  • Accepting articles quickly without signs of peer review or quality control;

  • Notification of fees after a paper is accepted;

  • Not a member of COPE;

  • Not indexed in a well established database;

  • Journal uses poor language.

Additional warning signs based on the 16 Principles of transparency are suggested by COPE:

1. Website: The journal’s website contains misleading or false information (eg, indexing, metrics, membership of scholarly publishing organizations), lacks an ISSN or uses one that has already been assigned to another publication, mimics another journal/publisher’s site, or has no past or recent journal content.

2. Name of journal: The journal name is the same as or easily confused with that of another in scope, or association.

3. Peer review process: Peer review and peer review process and model are not mentioned, or manuscript acceptance or a very short peer review time is guaranteed. Submitted manuscripts receive inadequate or no peer review.

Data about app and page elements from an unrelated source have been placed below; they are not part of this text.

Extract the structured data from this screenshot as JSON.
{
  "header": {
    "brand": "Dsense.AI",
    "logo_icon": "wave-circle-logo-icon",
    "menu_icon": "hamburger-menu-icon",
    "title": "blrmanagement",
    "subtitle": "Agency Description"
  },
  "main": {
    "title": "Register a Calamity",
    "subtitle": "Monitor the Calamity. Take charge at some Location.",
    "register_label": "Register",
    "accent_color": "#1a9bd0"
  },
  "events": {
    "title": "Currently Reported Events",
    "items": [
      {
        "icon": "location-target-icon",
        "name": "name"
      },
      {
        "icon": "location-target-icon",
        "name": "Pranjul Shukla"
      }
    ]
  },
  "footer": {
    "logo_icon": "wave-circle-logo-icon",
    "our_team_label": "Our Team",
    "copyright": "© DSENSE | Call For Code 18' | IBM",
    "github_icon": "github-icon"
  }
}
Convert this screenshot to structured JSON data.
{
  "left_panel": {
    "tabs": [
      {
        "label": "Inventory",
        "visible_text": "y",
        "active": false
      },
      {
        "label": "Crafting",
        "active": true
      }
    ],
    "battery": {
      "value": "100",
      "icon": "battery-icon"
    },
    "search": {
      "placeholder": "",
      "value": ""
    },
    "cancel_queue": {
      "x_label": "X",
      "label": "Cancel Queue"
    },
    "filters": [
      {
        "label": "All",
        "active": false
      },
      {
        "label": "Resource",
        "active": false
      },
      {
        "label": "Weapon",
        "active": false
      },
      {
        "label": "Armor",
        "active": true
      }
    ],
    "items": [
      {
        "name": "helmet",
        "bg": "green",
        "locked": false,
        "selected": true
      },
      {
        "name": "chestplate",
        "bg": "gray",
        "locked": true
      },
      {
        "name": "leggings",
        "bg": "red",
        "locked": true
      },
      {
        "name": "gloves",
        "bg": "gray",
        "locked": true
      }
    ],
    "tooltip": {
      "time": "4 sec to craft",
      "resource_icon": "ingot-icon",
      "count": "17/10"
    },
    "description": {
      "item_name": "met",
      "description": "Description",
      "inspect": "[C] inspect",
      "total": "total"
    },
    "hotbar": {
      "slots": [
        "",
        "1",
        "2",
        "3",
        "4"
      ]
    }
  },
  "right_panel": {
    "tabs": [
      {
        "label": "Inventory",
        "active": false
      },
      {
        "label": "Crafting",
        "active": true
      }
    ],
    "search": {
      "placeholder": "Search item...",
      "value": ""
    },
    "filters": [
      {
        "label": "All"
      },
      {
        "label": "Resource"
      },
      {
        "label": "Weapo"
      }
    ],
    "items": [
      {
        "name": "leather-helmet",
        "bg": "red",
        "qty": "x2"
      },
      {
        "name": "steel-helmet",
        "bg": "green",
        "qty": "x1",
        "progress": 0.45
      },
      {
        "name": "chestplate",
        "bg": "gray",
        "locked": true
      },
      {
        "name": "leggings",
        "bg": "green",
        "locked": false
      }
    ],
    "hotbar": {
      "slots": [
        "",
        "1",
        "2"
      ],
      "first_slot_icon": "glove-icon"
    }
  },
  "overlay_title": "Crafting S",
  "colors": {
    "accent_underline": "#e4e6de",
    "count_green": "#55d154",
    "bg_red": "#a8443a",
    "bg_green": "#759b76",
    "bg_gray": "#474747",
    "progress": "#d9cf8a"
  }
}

4. Ownership and management: Information about the ownership and/or management is missing, unclear, misleading, or false.

5. Governing body: Information on the editorial board is missing, misleading, false, or inappropriate for the journal; full names and affiliations of editorial board members are missing.

6. Editorial team/contact information: Full names and affiliations of the journal’s editor/s and full contact information for the editorial office are missing, the editor-in-chief is also the owner/publisher, or the editor-in-chief is also the editor of many other journals, especially in unrelated fields.

7. Copyright and licensing: Policies and notices of copyright (and publishing license and user license) are missing or unclear.

8. Author fees: Mandatory fees for publication are not stated or explained clearly on the journal website, submission process, or the letter of acknowledgment and/or are revealed only in the acceptance letter, as a condition of acceptance.

9. Process for identification of and dealing with allegations of research misconduct: There is no description on how cases of alleged misconduct are handled.

10. Publication ethics: There are no policies on publishing ethics (e.g., authorship/contributorship, data sharing and reproducibility, intellectual property, ethical oversight, conflicts of interest, corrections/retractions). See: publicationethics.org.

11. Publishing schedule: The periodicity of publication is not indicated and/or the publishing schedule appears erratic from the available journal content.

12. Access: The way(s) in which content is available to readers, and any associated costs, is not stated, and in some cases listed articles are not available at all.

13. Archiving: There is no electronic backup and preservation of access to journal content (despite such claims).

14. Revenue sources: Business models, business partnerships/agreements, or revenue sources are not stated; publishing fees or waiver status are linked to editorial decision making.

15. Advertising: Advertising policy is not given, or advertisements are linked to editorial decision making or are integrated with published content.

16. Direct marketing: Direct marketing is obtrusive and gives misleading or false information.